Background: National guidelines recommend 20 to 30 minutes of exercise 3 to 5 days a week. However, achieving these goals may be challenging for asthmatic patients whose symptoms are exacerbated by exercise.
Objective: To describe relationships among exercise habits, weight, and asthma severity and control in adults with asthma.
Methods: Self-reported exercise habits were obtained from 258 stable patients by using the Paffenbarger Physical Activity and Exercise Index. Disease status was measured by using the Asthma Control Questionnaire and the Severity of Asthma Scale. Exercise habits were evaluated in multivariate analyses with age, sex, education, body mass index, and asthma control and severity as independent variables.
Results: The mean patient age was 42 years; 75% were women, 62% were college graduates, and 40% were obese. Only 44% of patients did any exercise. In bivariate analysis, patients with well-controlled asthma were more likely to exercise; however, in multivariate analysis, asthma control and severity were not associated, but male sex (P = .01), having more education (P = .04), and not being obese (P < .001) were associated. Asthma control and severity also were not associated with type, duration, or frequency of exercise, but not being obese was associated in multivariate analyses. Only 22% of all patients (49% of those who exercised) met national guidelines for weekly exercise. Not being obese was the only variable associated with meeting guidelines in multivariate analysis (P = .02).
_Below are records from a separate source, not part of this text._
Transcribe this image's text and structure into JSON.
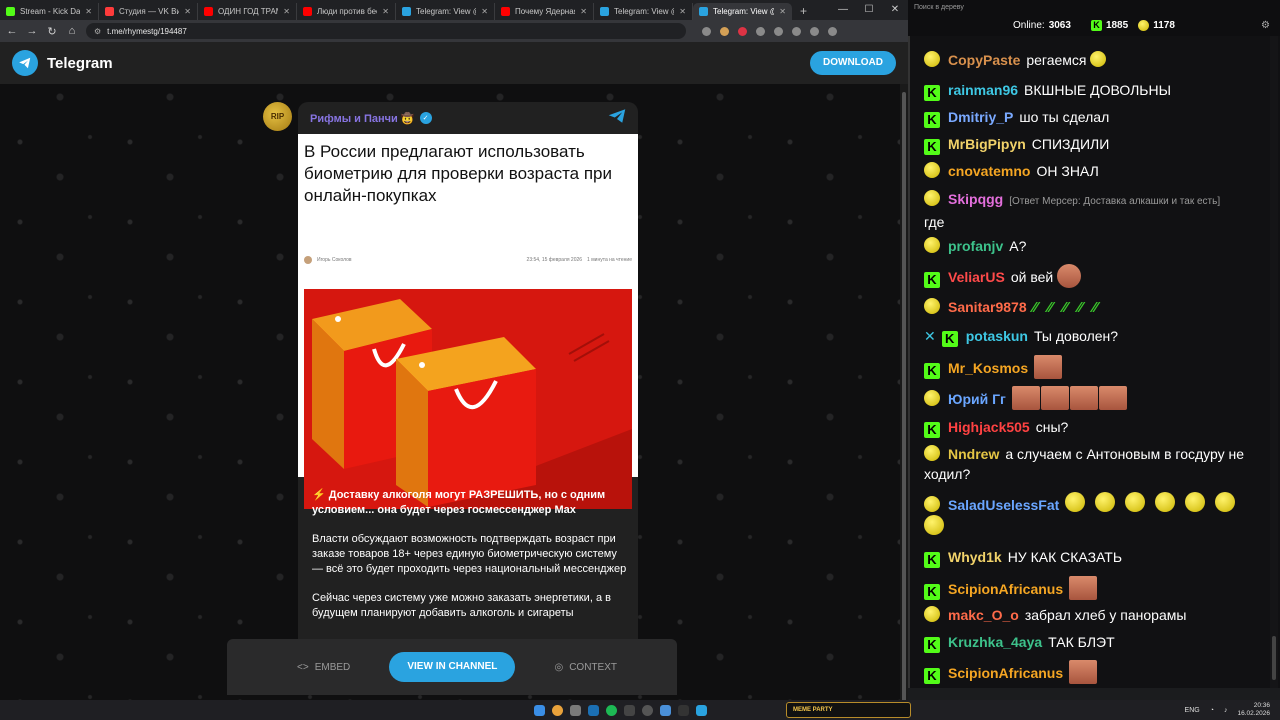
{
  "browser": {
    "tabs": [
      {
        "title": "Stream - Kick Dashboard",
        "color": "#53fc18"
      },
      {
        "title": "Студия — VK Видео Live",
        "color": "#ff3b3b"
      },
      {
        "title": "ОДИН ГОД ТРАМПА",
        "color": "#ff0000"
      },
      {
        "title": "Люди против бестиарий",
        "color": "#ff0000"
      },
      {
        "title": "Telegram: View @dobrii",
        "color": "#2aa3e0"
      },
      {
        "title": "Почему Ядерная война",
        "color": "#ff0000"
      },
      {
        "title": "Telegram: View @grgcu",
        "color": "#2aa3e0"
      },
      {
        "title": "Telegram: View @rhyme",
        "color": "#2aa3e0",
        "active": true
      }
    ],
    "url": "t.me/rhymestg/194487"
  },
  "telegram": {
    "brand": "Telegram",
    "download_label": "DOWNLOAD",
    "avatar_text": "RIP",
    "channel_name": "Рифмы и Панчи 🤠",
    "article": {
      "title": "В России предлагают использовать биометрию для проверки возраста при онлайн-покупках",
      "author": "Игорь Соколов",
      "date": "23:54, 15 февраля 2026",
      "read_time": "1 минута на чтение"
    },
    "post": {
      "lead": "⚡ Доставку алкоголя могут РАЗРЕШИТЬ, но с одним условием... она будет через госмессенджер Max",
      "p2": "Власти обсуждают возможность подтверждать возраст при заказе товаров 18+ через единую биометрическую систему — всё это будет проходить через национальный мессенджер",
      "p3": "Сейчас через систему уже можно заказать энергетики, а в будущем планируют добавить алкоголь и сигареты"
    },
    "bottom": {
      "embed": "EMBED",
      "view": "VIEW IN CHANNEL",
      "context": "CONTEXT"
    }
  },
  "chat": {
    "search_placeholder": "Поиск в дереву",
    "online_label": "Online:",
    "online_count": "3063",
    "stat_kick": "1885",
    "stat_other": "1178",
    "messages": [
      {
        "badge": "ball",
        "name": "CopyPaste",
        "color": "#d9914d",
        "text": "регаемся"
      },
      {
        "badge": "k",
        "name": "rainman96",
        "color": "#3ec8e4",
        "text": "ВКШНЫЕ ДОВОЛЬНЫ"
      },
      {
        "badge": "k",
        "name": "Dmitriy_P",
        "color": "#7aa9ff",
        "text": "шо ты сделал"
      },
      {
        "badge": "k",
        "name": "MrBigPipyn",
        "color": "#f1d26a",
        "text": "СПИЗДИЛИ"
      },
      {
        "badge": "ball",
        "name": "cnovatemno",
        "color": "#f5a623",
        "text": "ОН ЗНАЛ"
      },
      {
        "badge": "ball",
        "name": "Skipqgg",
        "color": "#e36fdc",
        "reply": "[Ответ Мерсер: Доставка алкашки и так есть]",
        "text": "где"
      },
      {
        "badge": "ball",
        "name": "profanjv",
        "color": "#3dc28b",
        "text": "А?"
      },
      {
        "badge": "k",
        "name": "VeliarUS",
        "color": "#ff4a4a",
        "text": "ой вей"
      },
      {
        "badge": "ball",
        "name": "Sanitar9878",
        "color": "#ff6b4a",
        "text": ""
      },
      {
        "badge": "k",
        "name": "potaskun",
        "color": "#3ec8e4",
        "text": "Ты доволен?"
      },
      {
        "badge": "k",
        "name": "Mr_Kosmos",
        "color": "#f5a623",
        "text": ""
      },
      {
        "badge": "ball",
        "name": "Юрий Гг",
        "color": "#6aa6ff",
        "text": ""
      },
      {
        "badge": "k",
        "name": "Highjack505",
        "color": "#ff4242",
        "text": "сны?"
      },
      {
        "badge": "ball",
        "name": "Nndrew",
        "color": "#e5c645",
        "text": "а случаем с Антоновым в госдуру не ходил?"
      },
      {
        "badge": "ball",
        "name": "SaladUselessFat",
        "color": "#6aa6ff",
        "text": ""
      },
      {
        "badge": "k",
        "name": "Whyd1k",
        "color": "#f1d26a",
        "text": "НУ КАК СКАЗАТЬ"
      },
      {
        "badge": "k",
        "name": "ScipionAfricanus",
        "color": "#f5a623",
        "text": ""
      },
      {
        "badge": "ball",
        "name": "makc_O_o",
        "color": "#ff6b4a",
        "text": "забрал хлеб у панорамы"
      },
      {
        "badge": "k",
        "name": "Kruzhka_4aya",
        "color": "#3dc28b",
        "text": "ТАК БЛЭТ"
      },
      {
        "badge": "k",
        "name": "ScipionAfricanus",
        "color": "#f5a623",
        "text": ""
      }
    ]
  },
  "taskbar": {
    "memes_label": "MEME PARTY",
    "lang": "ENG",
    "time": "20:36",
    "date": "16.02.2026"
  }
}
Conclusions: Compared with the general population, a lower proportion of asthmatic patients did any routine exercise and met national exercise guidelines. Physicians need to manage asthma and obesity to help asthmatic patients meet exercise goals.
Trial registration: ClinicalTrials.gov NCT00195117.